What’s the status of negotiations on work rules?
Most ILA work rules are in local contracts that supplement the coastwide master contract. Employers are hoping to use the master contract to provide local negotiators with flexibility to change port-specific work rules such as starting times and staffing requirements. Common practice in labor negotiations is to swap money for work rules, but most of the money is in the master contract. Both sides have agreed that the new master contract won’t be ratified until all local contracts are agreed upon. That leaves local negotiations in limbo until the master contract talks get back on track.
What are container royalties? Why are they an issue?
Since the 1960s, carriers have paid per-ton royalties that are used mainly to compensate ILA members for the loss of jobs to containerization. In 2009, the ILA and USMX eliminated caps on carriers’ payments and dockworkers’ year-end royalty checks. The change has added $180 million to carrier costs over the last three years. Workers’ royalty checks, previously capped at $16,500 for experienced workers and $7,500 for newer hires, averaged $15,500 last year and were as high as $36,000 in Savannah. Employers note that few ILA members from the 1960s are still working. USMX wants to freeze workers’ royalty checks at current levels while guaranteeing them for 25 years, use the excess for other benefits, and eliminate payouts to future hires. The ILA sees royalties as a perpetual payment it negotiated to offset the permanent loss of jobs, and is dead-set against capping them. With hundreds of millions of dollars on the line, neither side is willing to back down.
Why are this year’s negotiations so difficult?
The ILA and USMX entered this year’s bargaining with starkly different objectives. Since his election as ILA president last year, Daggett has vowed to negotiate a lucrative contract. Employers, meanwhile, are determined to control costs and work rules that they were reluctant to tackle in previous contracts. There’s also been a clash of negotiating styles. Accustomed to the collaborative approach of previous ILA presidents John Bowers and Richard Hughes, USMX officials have been exasperated by Daggett’s give-no-quarter style.
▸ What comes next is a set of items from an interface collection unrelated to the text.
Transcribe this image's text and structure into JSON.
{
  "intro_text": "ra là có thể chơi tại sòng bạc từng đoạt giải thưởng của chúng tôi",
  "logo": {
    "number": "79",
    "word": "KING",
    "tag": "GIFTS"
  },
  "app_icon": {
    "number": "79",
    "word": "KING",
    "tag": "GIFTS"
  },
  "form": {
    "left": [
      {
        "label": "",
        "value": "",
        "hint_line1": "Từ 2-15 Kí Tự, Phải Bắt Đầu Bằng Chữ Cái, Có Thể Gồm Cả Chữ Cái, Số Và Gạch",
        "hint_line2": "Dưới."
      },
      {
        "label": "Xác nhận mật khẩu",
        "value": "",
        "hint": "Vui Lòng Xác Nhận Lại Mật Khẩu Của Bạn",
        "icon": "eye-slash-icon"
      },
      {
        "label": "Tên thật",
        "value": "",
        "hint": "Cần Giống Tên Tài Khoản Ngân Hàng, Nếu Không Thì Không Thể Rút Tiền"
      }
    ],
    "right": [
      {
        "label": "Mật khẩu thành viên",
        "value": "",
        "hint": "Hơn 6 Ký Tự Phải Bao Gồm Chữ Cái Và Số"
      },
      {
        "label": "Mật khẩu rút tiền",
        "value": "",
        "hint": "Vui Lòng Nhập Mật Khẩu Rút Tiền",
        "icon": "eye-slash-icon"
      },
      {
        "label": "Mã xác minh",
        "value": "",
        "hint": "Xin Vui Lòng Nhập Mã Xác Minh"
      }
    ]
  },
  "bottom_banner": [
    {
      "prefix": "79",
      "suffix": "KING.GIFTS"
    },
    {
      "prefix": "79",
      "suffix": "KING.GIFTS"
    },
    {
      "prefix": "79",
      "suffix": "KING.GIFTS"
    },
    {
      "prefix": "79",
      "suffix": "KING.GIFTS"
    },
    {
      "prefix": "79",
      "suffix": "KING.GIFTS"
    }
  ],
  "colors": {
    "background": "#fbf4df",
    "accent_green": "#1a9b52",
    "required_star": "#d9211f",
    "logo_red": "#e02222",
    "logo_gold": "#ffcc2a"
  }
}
When USMX Chairman/CEO James Capo complained recently that ILA leaders “view bargaining as a one-way street leading only in their direction,” he meant it.
Which standoff will be settled first – the U.S. government’s fiscal cliff or the ILA-USMX “container cliff”?
You tell me.